I was thinking about the condition of jails after watching a movie called “The Birdman from Alcatraz” starring Burt Lancaster, one of my favorite actors. The movie is about Robert Stroud, a convicted felon who becomes an expert on birds while imprisoned for life. From the outside, jail cells all look alike, don’t they? You seen one, you’ve seen them all. But from the inside, some prisons rate better than others. Of course, I am talking about real jails here, not the school library where you may have been cooped up lately working on a big assignment that is due soon.
I did a Google search and found articles that detailed inmates’ lists of America’s best jails. One survey showed people were asked to assess cell capacity, TV service, meal quality, and visitation rights. The results indicated that some jails offer a pretty good life, including a good library, workout facilities, smoke-free atmosphere, and continuing education opportunities. One correctional facility in Alaska even provided dormitory style bunk beds, cable TV, regular visits, and a varied meal plan.
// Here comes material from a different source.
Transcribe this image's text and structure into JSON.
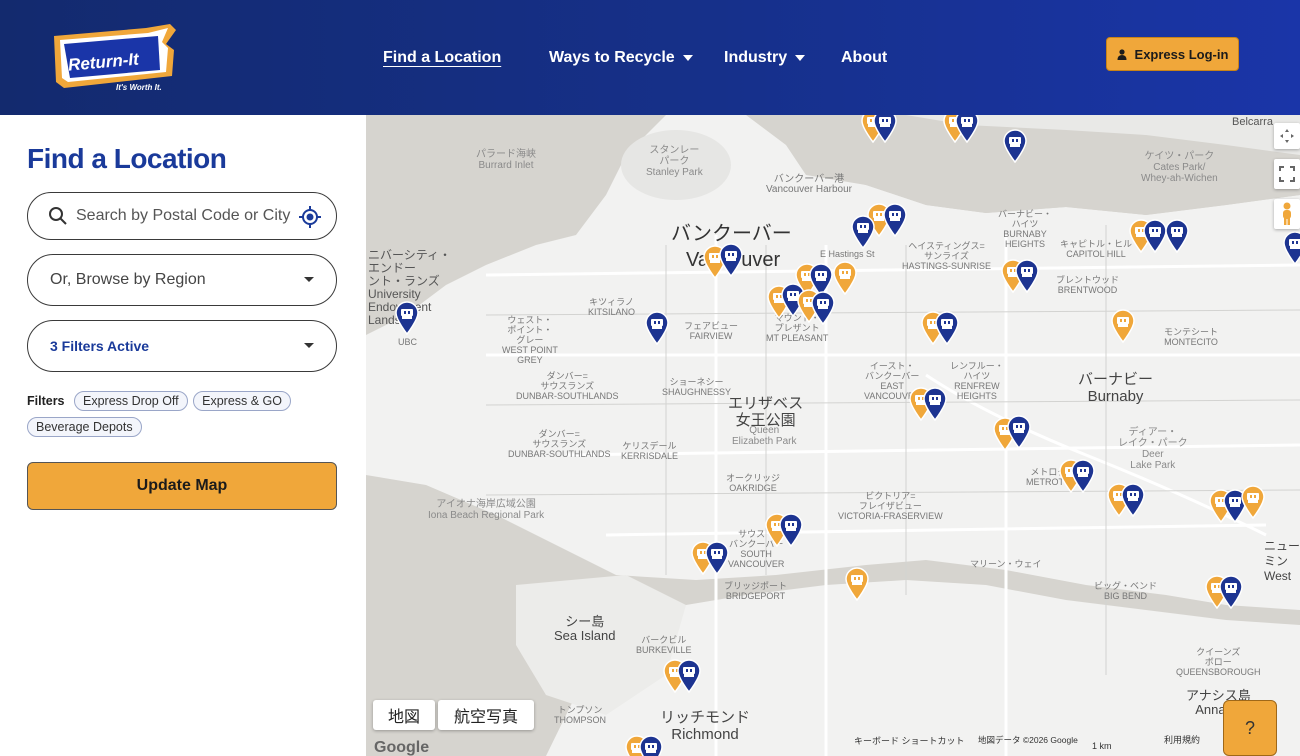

None of those amenities were available when Stroud was in Alcatraz, or several other prisons he stayed in.
Prison awareness and assessment go me to thinking about a believer’s relationship with Jesus. To someone on the outside, being a Christian can look like a form of imprisonment. Ten Commandments; obligation to hear, read, study, memorize, and meditate on Scripture; fasting and prayer; being a part of a Christian community regularly; denying yourself for Christ and His teaching; walking in purity, soundness in speech, life, and love; living missionally; giving generously; stewarding your time, talent, and treasure; serving the poor; being sober-minded. To someone who lives outside of God’s Kingdom and rule, all that church and morality may seem worse than going to prison.
But from the inside, obedience to God actually opens the door to a whole new world of freedom.
Read Romans 6:15-23. When a person is set free from the penalty of sin and the burden of guilt, they are now open and empowered by the Spirit to make choices that bring fulfillment, maturity of character, blessing, and alignment with God’s original design for them.
The apostle Paul, who wrote Romans, as well as a lot of the New Testament, was familiar with the inside of a prison cell. Paul knew that whether we become a slave to sin or a slave to God is not a matter of doing time. It’s a matter of the heart. He learned that with bondage to sin comes an ever-increasing hunger for the kind of thoughts and actions that demean our identity, damage our character, destroy our soul, and dishonor the Lord who made us for so much more.
But Paul argued that with slavery to God comes an ever-increasing desire to do good, to love, to do justly, and to be grateful for the freedoms that bring no regret. And not only the desire, but followers of Christ can access the power of the Holy Spirit to live the sort of life Jesus modeled and promised His followers would have. Paul contrasted two kinds of servitude in Romans 6:23 – one that brings death as its wages; the other results in eternal life…not as wages earned or merited, but as a gift. The contrast between sin and obedience suggests that sin is by nature disobedience to God – which is a way of saying “jail from the inside out.”
Think theologically. Paul states that a Christian has changed masters. Once he or she was a slave to sin, but now they have become a freed slave (willingly) to righteousness. Christian obedience is not forced or legalistic, but a willing decision. Slavery to God produces holiness and the end result is a life well-lived and eternal life. Obeying God is the key to true freedom.
Love is a verb,